Dataset rows for apps and sites
=== Begin Enclosure ===

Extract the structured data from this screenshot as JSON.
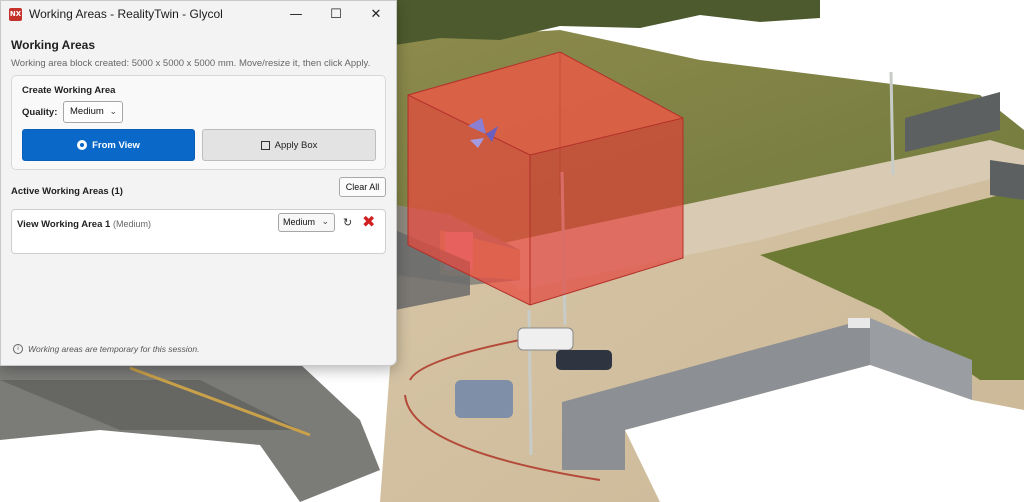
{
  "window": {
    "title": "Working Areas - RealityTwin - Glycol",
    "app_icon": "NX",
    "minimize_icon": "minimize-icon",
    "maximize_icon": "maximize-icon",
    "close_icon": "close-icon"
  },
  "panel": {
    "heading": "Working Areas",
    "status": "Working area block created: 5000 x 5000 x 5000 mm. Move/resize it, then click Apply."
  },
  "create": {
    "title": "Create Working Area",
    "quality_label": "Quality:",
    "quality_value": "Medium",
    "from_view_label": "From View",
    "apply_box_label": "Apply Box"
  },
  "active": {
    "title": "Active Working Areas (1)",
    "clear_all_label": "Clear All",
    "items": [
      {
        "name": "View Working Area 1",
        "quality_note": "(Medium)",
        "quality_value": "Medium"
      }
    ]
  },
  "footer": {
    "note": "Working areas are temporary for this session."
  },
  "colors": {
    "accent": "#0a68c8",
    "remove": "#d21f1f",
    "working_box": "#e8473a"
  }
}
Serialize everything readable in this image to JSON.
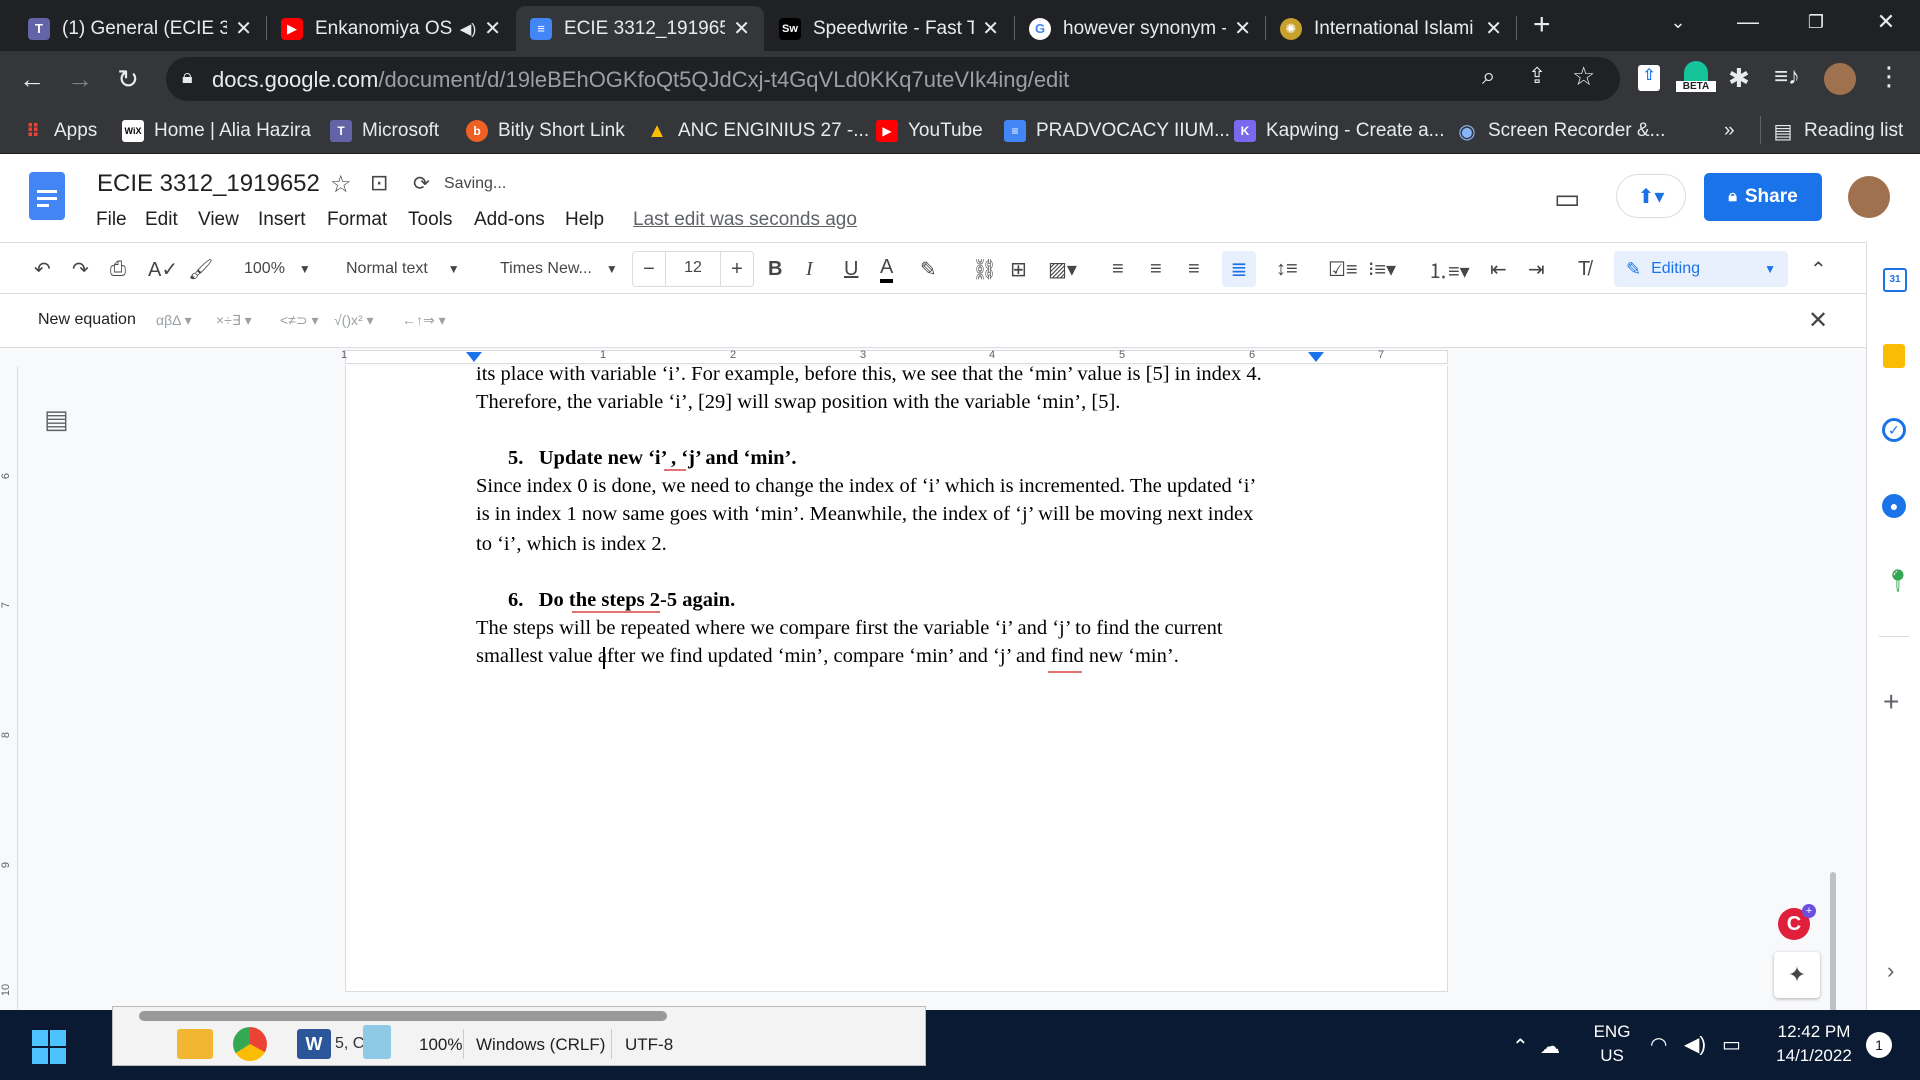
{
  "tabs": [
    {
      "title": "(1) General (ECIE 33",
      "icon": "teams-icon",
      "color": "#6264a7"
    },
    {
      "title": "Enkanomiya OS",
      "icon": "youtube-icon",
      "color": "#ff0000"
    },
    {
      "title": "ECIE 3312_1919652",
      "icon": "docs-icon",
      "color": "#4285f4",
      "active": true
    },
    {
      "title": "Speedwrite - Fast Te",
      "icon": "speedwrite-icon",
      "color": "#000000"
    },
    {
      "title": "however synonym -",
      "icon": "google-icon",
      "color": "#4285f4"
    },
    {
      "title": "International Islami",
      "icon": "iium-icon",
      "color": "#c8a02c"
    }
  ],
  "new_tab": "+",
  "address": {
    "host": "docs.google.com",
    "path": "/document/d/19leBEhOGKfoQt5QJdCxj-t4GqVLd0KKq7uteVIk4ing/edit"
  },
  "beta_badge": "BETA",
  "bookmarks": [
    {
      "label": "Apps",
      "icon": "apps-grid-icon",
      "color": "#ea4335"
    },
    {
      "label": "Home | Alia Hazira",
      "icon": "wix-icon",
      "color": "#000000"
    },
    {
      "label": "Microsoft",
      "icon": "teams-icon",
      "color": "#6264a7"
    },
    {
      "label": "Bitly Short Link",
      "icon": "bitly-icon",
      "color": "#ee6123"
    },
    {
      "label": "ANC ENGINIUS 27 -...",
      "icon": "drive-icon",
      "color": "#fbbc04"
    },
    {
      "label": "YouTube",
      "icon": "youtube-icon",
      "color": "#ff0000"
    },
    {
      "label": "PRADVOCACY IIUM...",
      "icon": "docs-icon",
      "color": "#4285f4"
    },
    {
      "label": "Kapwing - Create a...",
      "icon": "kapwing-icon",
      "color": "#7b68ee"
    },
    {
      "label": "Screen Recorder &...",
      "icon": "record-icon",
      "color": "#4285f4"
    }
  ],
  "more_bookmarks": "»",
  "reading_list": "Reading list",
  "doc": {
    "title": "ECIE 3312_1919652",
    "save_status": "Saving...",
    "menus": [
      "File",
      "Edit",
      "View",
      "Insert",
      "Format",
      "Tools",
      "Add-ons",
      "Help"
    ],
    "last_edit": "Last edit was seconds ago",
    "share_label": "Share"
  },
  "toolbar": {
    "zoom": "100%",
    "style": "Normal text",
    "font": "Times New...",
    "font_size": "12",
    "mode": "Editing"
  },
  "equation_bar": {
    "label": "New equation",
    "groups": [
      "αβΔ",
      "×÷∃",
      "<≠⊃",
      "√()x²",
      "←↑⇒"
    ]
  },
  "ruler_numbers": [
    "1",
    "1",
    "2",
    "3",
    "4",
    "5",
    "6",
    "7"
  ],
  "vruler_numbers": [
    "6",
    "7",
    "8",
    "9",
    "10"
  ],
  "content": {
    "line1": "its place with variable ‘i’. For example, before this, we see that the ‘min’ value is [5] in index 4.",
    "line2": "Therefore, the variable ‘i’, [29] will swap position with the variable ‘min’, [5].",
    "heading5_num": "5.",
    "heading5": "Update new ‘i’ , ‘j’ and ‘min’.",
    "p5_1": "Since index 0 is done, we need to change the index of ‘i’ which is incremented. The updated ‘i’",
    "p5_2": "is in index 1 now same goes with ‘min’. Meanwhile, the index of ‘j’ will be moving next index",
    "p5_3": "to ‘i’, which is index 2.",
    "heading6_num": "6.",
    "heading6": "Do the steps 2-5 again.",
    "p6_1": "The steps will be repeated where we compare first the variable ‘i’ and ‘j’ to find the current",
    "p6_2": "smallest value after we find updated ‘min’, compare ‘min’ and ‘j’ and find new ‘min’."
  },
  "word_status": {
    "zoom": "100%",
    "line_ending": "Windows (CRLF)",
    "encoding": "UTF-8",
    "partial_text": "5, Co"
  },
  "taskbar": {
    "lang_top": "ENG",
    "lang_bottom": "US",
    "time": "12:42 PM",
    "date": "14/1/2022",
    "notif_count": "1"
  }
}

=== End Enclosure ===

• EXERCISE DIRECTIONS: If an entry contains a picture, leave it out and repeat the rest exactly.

• YOUR SOLUTION:
Extract the structured data from this screenshot as JSON.
{
  "window": {
    "title": "Working Areas - RealityTwin - Glycol",
    "app_icon": "NX",
    "minimize_icon": "minimize-icon",
    "maximize_icon": "maximize-icon",
    "close_icon": "close-icon"
  },
  "panel": {
    "heading": "Working Areas",
    "status": "Working area block created: 5000 x 5000 x 5000 mm. Move/resize it, then click Apply."
  },
  "create": {
    "title": "Create Working Area",
    "quality_label": "Quality:",
    "quality_value": "Medium",
    "from_view_label": "From View",
    "apply_box_label": "Apply Box"
  },
  "active": {
    "title": "Active Working Areas (1)",
    "clear_all_label": "Clear All",
    "items": [
      {
        "name": "View Working Area 1",
        "quality_note": "(Medium)",
        "quality_value": "Medium"
      }
    ]
  },
  "footer": {
    "note": "Working areas are temporary for this session."
  },
  "colors": {
    "accent": "#0a68c8",
    "remove": "#d21f1f",
    "working_box": "#e8473a"
  }
}
Serialize everything readable in this image to JSON.
{
  "tabs": [
    {
      "title": "(1) General (ECIE 33",
      "icon": "teams-icon",
      "color": "#6264a7"
    },
    {
      "title": "Enkanomiya OS",
      "icon": "youtube-icon",
      "color": "#ff0000"
    },
    {
      "title": "ECIE 3312_1919652",
      "icon": "docs-icon",
      "color": "#4285f4",
      "active": true
    },
    {
      "title": "Speedwrite - Fast Te",
      "icon": "speedwrite-icon",
      "color": "#000000"
    },
    {
      "title": "however synonym -",
      "icon": "google-icon",
      "color": "#4285f4"
    },
    {
      "title": "International Islami",
      "icon": "iium-icon",
      "color": "#c8a02c"
    }
  ],
  "new_tab": "+",
  "address": {
    "host": "docs.google.com",
    "path": "/document/d/19leBEhOGKfoQt5QJdCxj-t4GqVLd0KKq7uteVIk4ing/edit"
  },
  "beta_badge": "BETA",
  "bookmarks": [
    {
      "label": "Apps",
      "icon": "apps-grid-icon",
      "color": "#ea4335"
    },
    {
      "label": "Home | Alia Hazira",
      "icon": "wix-icon",
      "color": "#000000"
    },
    {
      "label": "Microsoft",
      "icon": "teams-icon",
      "color": "#6264a7"
    },
    {
      "label": "Bitly Short Link",
      "icon": "bitly-icon",
      "color": "#ee6123"
    },
    {
      "label": "ANC ENGINIUS 27 -...",
      "icon": "drive-icon",
      "color": "#fbbc04"
    },
    {
      "label": "YouTube",
      "icon": "youtube-icon",
      "color": "#ff0000"
    },
    {
      "label": "PRADVOCACY IIUM...",
      "icon": "docs-icon",
      "color": "#4285f4"
    },
    {
      "label": "Kapwing - Create a...",
      "icon": "kapwing-icon",
      "color": "#7b68ee"
    },
    {
      "label": "Screen Recorder &...",
      "icon": "record-icon",
      "color": "#4285f4"
    }
  ],
  "more_bookmarks": "»",
  "reading_list": "Reading list",
  "doc": {
    "title": "ECIE 3312_1919652",
    "save_status": "Saving...",
    "menus": [
      "File",
      "Edit",
      "View",
      "Insert",
      "Format",
      "Tools",
      "Add-ons",
      "Help"
    ],
    "last_edit": "Last edit was seconds ago",
    "share_label": "Share"
  },
  "toolbar": {
    "zoom": "100%",
    "style": "Normal text",
    "font": "Times New...",
    "font_size": "12",
    "mode": "Editing"
  },
  "equation_bar": {
    "label": "New equation",
    "groups": [
      "αβΔ",
      "×÷∃",
      "<≠⊃",
      "√()x²",
      "←↑⇒"
    ]
  },
  "ruler_numbers": [
    "1",
    "1",
    "2",
    "3",
    "4",
    "5",
    "6",
    "7"
  ],
  "vruler_numbers": [
    "6",
    "7",
    "8",
    "9",
    "10"
  ],
  "content": {
    "line1": "its place with variable ‘i’. For example, before this, we see that the ‘min’ value is [5] in index 4.",
    "line2": "Therefore, the variable ‘i’, [29] will swap position with the variable ‘min’, [5].",
    "heading5_num": "5.",
    "heading5": "Update new ‘i’ , ‘j’ and ‘min’.",
    "p5_1": "Since index 0 is done, we need to change the index of ‘i’ which is incremented. The updated ‘i’",
    "p5_2": "is in index 1 now same goes with ‘min’. Meanwhile, the index of ‘j’ will be moving next index",
    "p5_3": "to ‘i’, which is index 2.",
    "heading6_num": "6.",
    "heading6": "Do the steps 2-5 again.",
    "p6_1": "The steps will be repeated where we compare first the variable ‘i’ and ‘j’ to find the current",
    "p6_2": "smallest value after we find updated ‘min’, compare ‘min’ and ‘j’ and find new ‘min’."
  },
  "word_status": {
    "zoom": "100%",
    "line_ending": "Windows (CRLF)",
    "encoding": "UTF-8",
    "partial_text": "5, Co"
  },
  "taskbar": {
    "lang_top": "ENG",
    "lang_bottom": "US",
    "time": "12:42 PM",
    "date": "14/1/2022",
    "notif_count": "1"
  }
}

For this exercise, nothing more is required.